|US6190121 *||Feb 12, 1999||Feb 20, 2001||Hayward Gordon Limited||Centrifugal pump with solids cutting action|
|US6224331||May 6, 1999||May 1, 2001||Hayward Gordon Limited||Centrifugal pump with solids cutting action|
|US6402462||Nov 16, 1998||Jun 11, 2002||Allweiler Ag||Centrifugal pump with a floating ring seal|
|US6966749||Jan 7, 2004||Nov 22, 2005||California Acrylic Industries||Pump with seal rinsing feature|
|US20050045757||Jun 25, 2004||Mar 3, 2005||Doering Brandon R.||Pump impeller and chopper plate for a centrifugal pump|

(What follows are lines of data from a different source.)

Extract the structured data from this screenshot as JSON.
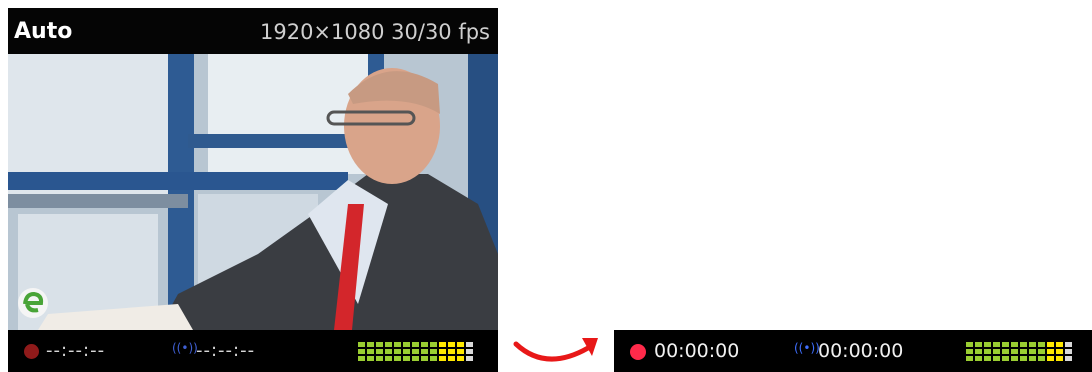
{
  "monitor": {
    "mode_label": "Auto",
    "resolution_label": "1920×1080 30/30 fps",
    "status": {
      "record_time": "--:--:--",
      "stream_time": "--:--:--",
      "record_icon": "record-dot-icon",
      "stream_icon": "broadcast-icon",
      "stream_icon_glyph": "((•))"
    },
    "audio_meter": {
      "columns": 13,
      "column_colors": [
        "#9acd32",
        "#9acd32",
        "#9acd32",
        "#9acd32",
        "#9acd32",
        "#9acd32",
        "#9acd32",
        "#9acd32",
        "#9acd32",
        "#ffe800",
        "#ffe800",
        "#ffe800",
        "#d9d9d9"
      ]
    }
  },
  "expanded": {
    "record_time": "00:00:00",
    "stream_time": "00:00:00",
    "stream_icon_glyph": "((•))",
    "record_dot_color": "#ff2a4a",
    "audio_meter": {
      "columns": 12,
      "column_colors": [
        "#9acd32",
        "#9acd32",
        "#9acd32",
        "#9acd32",
        "#9acd32",
        "#9acd32",
        "#9acd32",
        "#9acd32",
        "#9acd32",
        "#ffe800",
        "#ffe800",
        "#d9d9d9"
      ]
    }
  },
  "colors": {
    "arrow": "#e81818",
    "stream_blue": "#3f6fff",
    "record_red_dim": "#8f1a1a"
  }
}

|WO2001025640A2||Oct 6, 2000||Apr 12, 2001||Vaughan Co., Inc.||Centrifugal pump improvements|
|1||Cycloseal Design, by Cornell Pump Company, published in 2002 (1 page).|
|2||Vaughan Chopper Pumps, E-Series Horizontal End Suction Pumps, website page dated Apr. 19, 2004.|

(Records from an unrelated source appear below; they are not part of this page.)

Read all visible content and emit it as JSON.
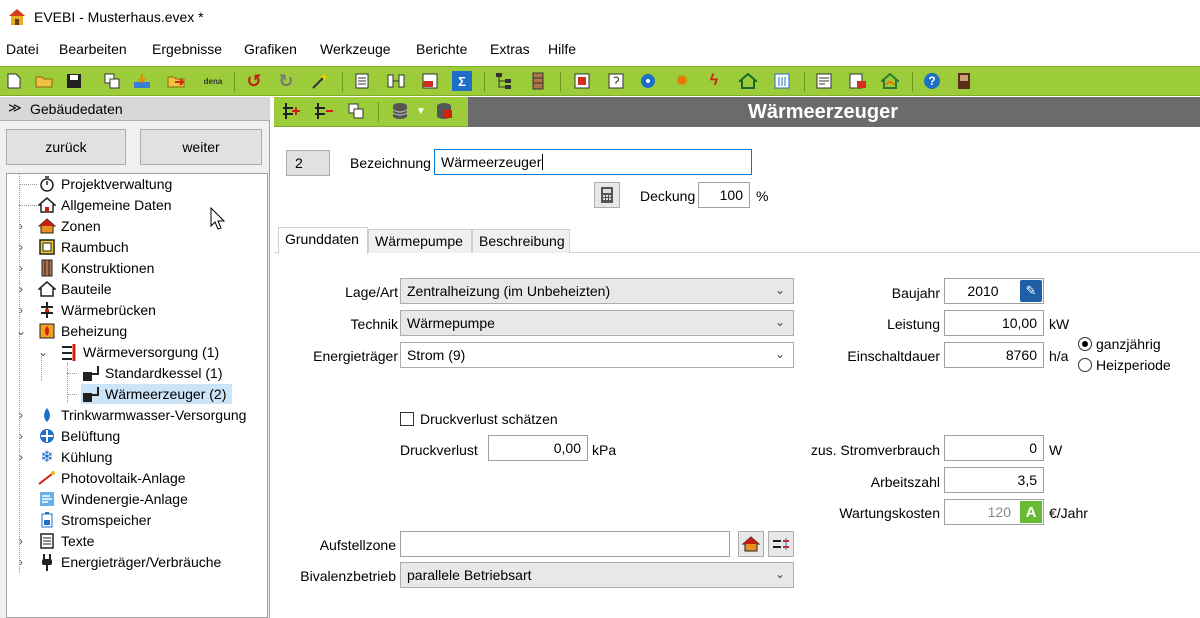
{
  "window": {
    "title": "EVEBI - Musterhaus.evex *"
  },
  "menu": [
    "Datei",
    "Bearbeiten",
    "Ergebnisse",
    "Grafiken",
    "Werkzeuge",
    "Berichte",
    "Extras",
    "Hilfe"
  ],
  "toolbar": {
    "dena_label": "dena"
  },
  "left": {
    "header": "Gebäudedaten",
    "back": "zurück",
    "next": "weiter",
    "tree": [
      {
        "label": "Projektverwaltung"
      },
      {
        "label": "Allgemeine Daten"
      },
      {
        "label": "Zonen"
      },
      {
        "label": "Raumbuch"
      },
      {
        "label": "Konstruktionen"
      },
      {
        "label": "Bauteile"
      },
      {
        "label": "Wärmebrücken"
      },
      {
        "label": "Beheizung"
      },
      {
        "label": "Wärmeversorgung (1)"
      },
      {
        "label": "Standardkessel (1)"
      },
      {
        "label": "Wärmeerzeuger (2)"
      },
      {
        "label": "Trinkwarmwasser-Versorgung"
      },
      {
        "label": "Belüftung"
      },
      {
        "label": "Kühlung"
      },
      {
        "label": "Photovoltaik-Anlage"
      },
      {
        "label": "Windenergie-Anlage"
      },
      {
        "label": "Stromspeicher"
      },
      {
        "label": "Texte"
      },
      {
        "label": "Energieträger/Verbräuche"
      }
    ]
  },
  "header": {
    "title": "Wärmeerzeuger"
  },
  "form": {
    "id": "2",
    "bezeichnung_label": "Bezeichnung",
    "bezeichnung_value": "Wärmeerzeuger",
    "deckung_label": "Deckung",
    "deckung_value": "100",
    "deckung_unit": "%",
    "tabs": [
      "Grunddaten",
      "Wärmepumpe",
      "Beschreibung"
    ],
    "lage_label": "Lage/Art",
    "lage_value": "Zentralheizung (im Unbeheizten)",
    "technik_label": "Technik",
    "technik_value": "Wärmepumpe",
    "energietraeger_label": "Energieträger",
    "energietraeger_value": "Strom (9)",
    "baujahr_label": "Baujahr",
    "baujahr_value": "2010",
    "leistung_label": "Leistung",
    "leistung_value": "10,00",
    "leistung_unit": "kW",
    "einschalt_label": "Einschaltdauer",
    "einschalt_value": "8760",
    "einschalt_unit": "h/a",
    "radio_ganz": "ganzjährig",
    "radio_heiz": "Heizperiode",
    "druck_schaetzen": "Druckverlust schätzen",
    "druckverlust_label": "Druckverlust",
    "druckverlust_value": "0,00",
    "druckverlust_unit": "kPa",
    "strom_label": "zus. Stromverbrauch",
    "strom_value": "0",
    "strom_unit": "W",
    "arbeitszahl_label": "Arbeitszahl",
    "arbeitszahl_value": "3,5",
    "wartung_label": "Wartungskosten",
    "wartung_value": "120",
    "wartung_badge": "A",
    "wartung_unit": "€/Jahr",
    "aufstell_label": "Aufstellzone",
    "aufstell_value": "",
    "bivalenz_label": "Bivalenzbetrieb",
    "bivalenz_value": "parallele Betriebsart"
  },
  "colors": {
    "toolbar_green": "#9ccc3a",
    "header_gray": "#6b6b6b",
    "selection": "#cce4f7",
    "accent_blue": "#0078d7"
  }
}
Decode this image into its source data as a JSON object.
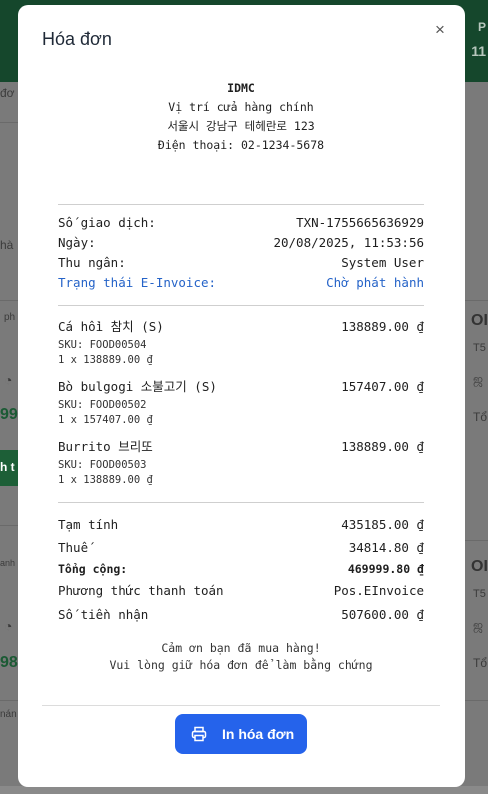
{
  "background": {
    "header_text_1": "P",
    "header_text_2": "11",
    "fragments": [
      "đơ",
      "hà",
      "ph",
      "99",
      "h t",
      "anh",
      "98",
      "nán",
      "OI",
      "T5",
      "OI",
      "T5"
    ]
  },
  "modal": {
    "title": "Hóa đơn",
    "close_glyph": "×",
    "print_button_label": "In hóa đơn"
  },
  "receipt": {
    "store_name": "IDMC",
    "store_subtitle": "Vị trí cửa hàng chính",
    "store_address": "서울시 강남구 테헤란로 123",
    "store_phone": "Điện thoại: 02-1234-5678",
    "info": {
      "transaction_label": "Số giao dịch:",
      "transaction_value": "TXN-1755665636929",
      "date_label": "Ngày:",
      "date_value": "20/08/2025, 11:53:56",
      "cashier_label": "Thu ngân:",
      "cashier_value": "System User",
      "einvoice_label": "Trạng thái E-Invoice:",
      "einvoice_value": "Chờ phát hành"
    },
    "items": [
      {
        "name": "Cá hồi 참치 (S)",
        "price": "138889.00 ₫",
        "sku": "SKU: FOOD00504",
        "qty_line": "1 x 138889.00 ₫"
      },
      {
        "name": "Bò bulgogi 소불고기 (S)",
        "price": "157407.00 ₫",
        "sku": "SKU: FOOD00502",
        "qty_line": "1 x 157407.00 ₫"
      },
      {
        "name": "Burrito 브리또",
        "price": "138889.00 ₫",
        "sku": "SKU: FOOD00503",
        "qty_line": "1 x 138889.00 ₫"
      }
    ],
    "totals": {
      "subtotal_label": "Tạm tính",
      "subtotal_value": "435185.00 ₫",
      "tax_label": "Thuế",
      "tax_value": "34814.80 ₫",
      "total_label": "Tổng cộng:",
      "total_value": "469999.80 ₫",
      "payment_label": "Phương thức thanh toán",
      "payment_value": "Pos.EInvoice",
      "received_label": "Số tiền nhận",
      "received_value": "507600.00 ₫"
    },
    "thanks_line_1": "Cảm ơn bạn đã mua hàng!",
    "thanks_line_2": "Vui lòng giữ hóa đơn để làm bằng chứng"
  },
  "colors": {
    "accent_blue": "#2563eb",
    "einvoice_blue": "#2563c8",
    "header_green": "#15472c"
  },
  "icons": {
    "close": "close-icon",
    "print": "printer-icon"
  }
}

|3||Vaughan Chopper Pumps: Product Catalog, Vaughan Co., Inc., Rev. 6; 2002.|
|4||Vaughan Co., Inc. Sales Sheet for Customers; Why Should You Choose to Use the Vaughan Cartridge Seal for Horizontal and Pedestal Pumps Over other Available Seals?; Mar. 13, 2003.|
|Citing Patent||Filing date||Publication date||Applicant||Title|

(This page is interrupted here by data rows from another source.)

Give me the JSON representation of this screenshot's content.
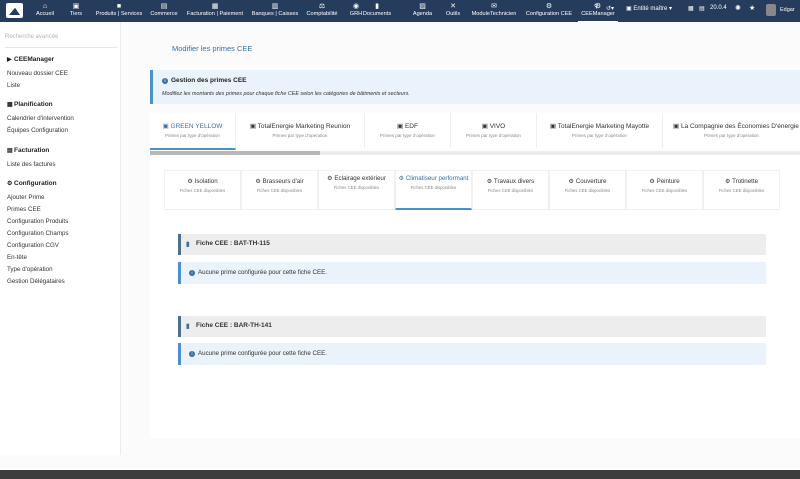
{
  "nav": {
    "items": [
      {
        "label": "Accueil",
        "icon": "⌂"
      },
      {
        "label": "Tiers",
        "icon": "▣"
      },
      {
        "label": "Produits | Services",
        "icon": "■"
      },
      {
        "label": "Commerce",
        "icon": "▤"
      },
      {
        "label": "Facturation | Paiement",
        "icon": "▦"
      },
      {
        "label": "Banques | Caisses",
        "icon": "▥"
      },
      {
        "label": "Comptabilité",
        "icon": "⚖"
      },
      {
        "label": "GRH",
        "icon": "◉"
      },
      {
        "label": "Documents",
        "icon": "▮"
      },
      {
        "label": "Agenda",
        "icon": "▨"
      },
      {
        "label": "Outils",
        "icon": "✕"
      },
      {
        "label": "ModuleTechnicien",
        "icon": "✉"
      },
      {
        "label": "Configuration CEE",
        "icon": "⚙"
      },
      {
        "label": "CEEManager",
        "icon": "⚙"
      }
    ],
    "entity": "Entité maître",
    "version": "20.0.4",
    "user": "Edgar"
  },
  "sidebar": {
    "search_placeholder": "Recherche avancée",
    "sections": [
      {
        "title": "CEEManager",
        "icon": "▶",
        "links": [
          "Nouveau dossier CEE",
          "Liste"
        ]
      },
      {
        "title": "Planification",
        "icon": "▦",
        "links": [
          "Calendrier d'intervention",
          "Équipes Configuration"
        ]
      },
      {
        "title": "Facturation",
        "icon": "▤",
        "links": [
          "Liste des factures"
        ]
      },
      {
        "title": "Configuration",
        "icon": "⚙",
        "links": [
          "Ajouter Prime",
          "Primes CEE",
          "Configuration Produits",
          "Configuration Champs",
          "Configuration CGV",
          "En-tête",
          "Type d'opération",
          "Gestion Délégataires"
        ]
      }
    ]
  },
  "page": {
    "title": "Modifier les primes CEE",
    "info_title": "Gestion des primes CEE",
    "info_desc": "Modifiez les montants des primes pour chaque fiche CEE selon les catégories de bâtiments et secteurs."
  },
  "delegataire_tabs": [
    {
      "label": "GREEN YELLOW",
      "sub": "Primes par type d'opération"
    },
    {
      "label": "TotalEnergie Marketing Reunion",
      "sub": "Primes par type d'opération"
    },
    {
      "label": "EDF",
      "sub": "Primes par type d'opération"
    },
    {
      "label": "VIVO",
      "sub": "Primes par type d'opération"
    },
    {
      "label": "TotalEnergie Marketing Mayotte",
      "sub": "Primes par type d'opération"
    },
    {
      "label": "La Compagnie des Économies D'énergie",
      "sub": "Primes par type d'opération"
    }
  ],
  "category_tabs": [
    {
      "label": "Isolation",
      "sub": "Fiches CEE disponibles"
    },
    {
      "label": "Brasseurs d'air",
      "sub": "Fiches CEE disponibles"
    },
    {
      "label": "Eclairage extérieur",
      "sub": "Fiches CEE disponibles"
    },
    {
      "label": "Climatiseur performant",
      "sub": "Fiches CEE disponibles"
    },
    {
      "label": "Travaux divers",
      "sub": "Fiches CEE disponibles"
    },
    {
      "label": "Couverture",
      "sub": "Fiches CEE disponibles"
    },
    {
      "label": "Peinture",
      "sub": "Fiches CEE disponibles"
    },
    {
      "label": "Trotinette",
      "sub": "Fiches CEE disponibles"
    }
  ],
  "fiches": [
    {
      "title": "Fiche CEE : BAT-TH-115",
      "note": "Aucune prime configurée pour cette fiche CEE."
    },
    {
      "title": "Fiche CEE : BAR-TH-141",
      "note": "Aucune prime configurée pour cette fiche CEE."
    }
  ]
}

|US8992213 *||Feb 3, 2010||Mar 31, 2015||Ipsen, Inc.||Sealing mechanism for a vacuum heat treating furnace|
|US9255576||Aug 31, 2012||Feb 9, 2016||Cornell Pump Company||Cutter apparatus for centrifugal pump|
|US9261095||Sep 12, 2014||Feb 16, 2016||Cornell Pump Company||Cutter system for pump suction|
|US9347458||Apr 17, 2012||May 24, 2016||Pentair Flow Technologies, Llc||Pressure compensating wet seal chamber|
|US9353762||Dec 21, 2011||May 31, 2016||Pentair Flow Technologies, Llc||Pressure compensating wet seal chamber|
|US20100196836 *||Feb 3, 2010||Aug 5, 2010||Craig Moller||Sealing Mechanism for a Vacuum Heat Treating Furnace|
|US20140027546 *||Dec 19, 2012||Jan 30, 2014||Weir Minerals Australia, Ltd.||Pump and submersible solids processing arrangement|
|U.S. Classification||415/121.1, 415/230, 415/111|
|International Classification||F04D29/10, F03D11/00, F03B11/00|
|Cooperative Classification||F04D29/126, F04D7/045|
|Jul 17, 2006||AS||Assignment|
Owner name: HAYWARD GORDON LIMITED, CANADA
Free format text: ASSIGNMENT OF ASSIGNORS INTEREST;ASSIGNOR:COHEN, CARLOS;REEL/FRAME:017940/0435
Effective date: 20060627
|Dec 14, 2010||CC||Certificate of correction|
|Mar 8, 2013||FPAY||Fee payment|
Year of fee payment: 4
|Aug 30, 2013||AS||Assignment|
Owner name: HAYWARD GORDON ULC, CANADA
Free format text: ASSIGNMENT OF ASSIGNORS INTEREST;ASSIGNOR:HAYWARD GORDON LIMITED;REEL/FRAME:031120/0005
Effective date: 20130830